MORPETH: Education

Greystoke was outstanding

Friday, 8th April 2016, 5:00 am

Having been born, educated, worked and lived all my life in Morpeth, I enjoy reading articles in the Morpeth Herald about the history of the town.

I am now of an age that what is written is often what I actually remember.

Roger Hawkins’ recent article mentioned Greystoke Preparatory School, the last private school in the town.

This is the first time I have ever come across the school being mentioned in an article.

His reference that the school served the middle classes of the town who did not want their children to go to the ordinary schools was a little unkind to those parents who are still alive (of whom my mother is one of them) who sent their children to Greystoke.

We have to go back to what life was like in the 1950s if you were a child.

At 11 you sat the 11-plus and that very much determined your future for the rest of your life. If you passed you went to the grammar school, if you failed to the secondary modern school.

A place at the grammar was very much a passport to success.

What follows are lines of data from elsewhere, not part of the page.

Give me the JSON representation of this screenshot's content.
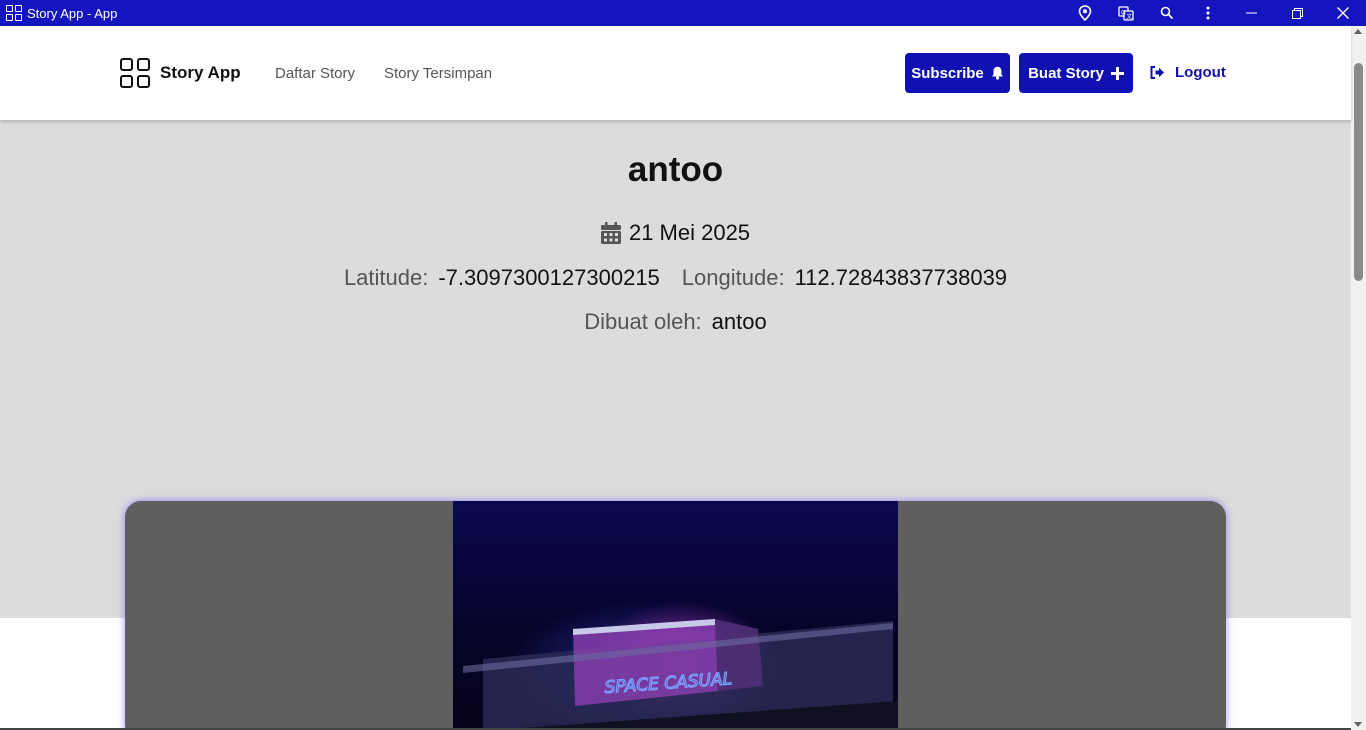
{
  "window": {
    "title": "Story App - App",
    "icons": [
      "location-icon",
      "translate-icon",
      "zoom-icon",
      "more-vert-icon",
      "minimize-icon",
      "restore-icon",
      "close-icon"
    ]
  },
  "header": {
    "brand": "Story App",
    "nav": [
      "Daftar Story",
      "Story Tersimpan"
    ],
    "subscribe_label": "Subscribe",
    "create_label": "Buat Story",
    "logout_label": "Logout"
  },
  "story": {
    "title": "antoo",
    "date": "21 Mei 2025",
    "latitude_label": "Latitude:",
    "latitude": "-7.3097300127300215",
    "longitude_label": "Longitude:",
    "longitude": "112.72843837738039",
    "author_label": "Dibuat oleh:",
    "author": "antoo",
    "photo_sign_text": "SPACE CASUAL"
  },
  "colors": {
    "titlebar": "#1515c0",
    "primary": "#1111b3",
    "detail_bg": "#dcdcdc",
    "card_bg": "#5f5f5f"
  }
}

Parents who sent their children to Greystoke were not doing so, as Roger suggests, because they did not want their children to go to ordinary schools, they were doing so to give their children their best chance in life.

Many of the parents who sent their children to Greystoke were not wealthy, but were prepared to make considerable sacrifices to get their children educated.

At the time I was at Greystoke we lived in a council house, 12 Spelvit Lane, Morpeth, my father worked full-time and had another part-time job, most women were housewives, but my mother went out to work, we had no holidays, apart from staying with a relative in Sussex each year. We had no motor car.

My parents did what they did to ensure I was educated.

Greystoke was an outstanding school. The headmaster was William Charlton, he made sure all pupils were smartly dressed, well mannered and polite.

I remember being told if I was on a bus and a lady was standing you must give her your seat.

The education was of a very high standard and most of his pupils passed the 11-plus.

There was a great emphasis on the basics of reading, writing and maths. I have always been able to spell correctly, punctuate, and do mental arithmetic and I put this all down to Greystoke.

I remember Miss Willis taking us for music, each week the whole school would form a choir, and we held a carol service at St James’ Church each year.

While I was at Greystoke we all had friends who were going to ‘other schools’ in Morpeth, and some have remained friends with me throughout my life.

I went on to King Edward VI Grammar School, Morpeth, Newcastle University where I read law, and then qualified as a solicitor. I have practised as a solicitor in Morpeth since 1975.

I owe everything I have achieved in my life to my parents, the excellent education I received from the two schools I attended in Morpeth and Newcastle University.

David Auld

Fir Tree Copse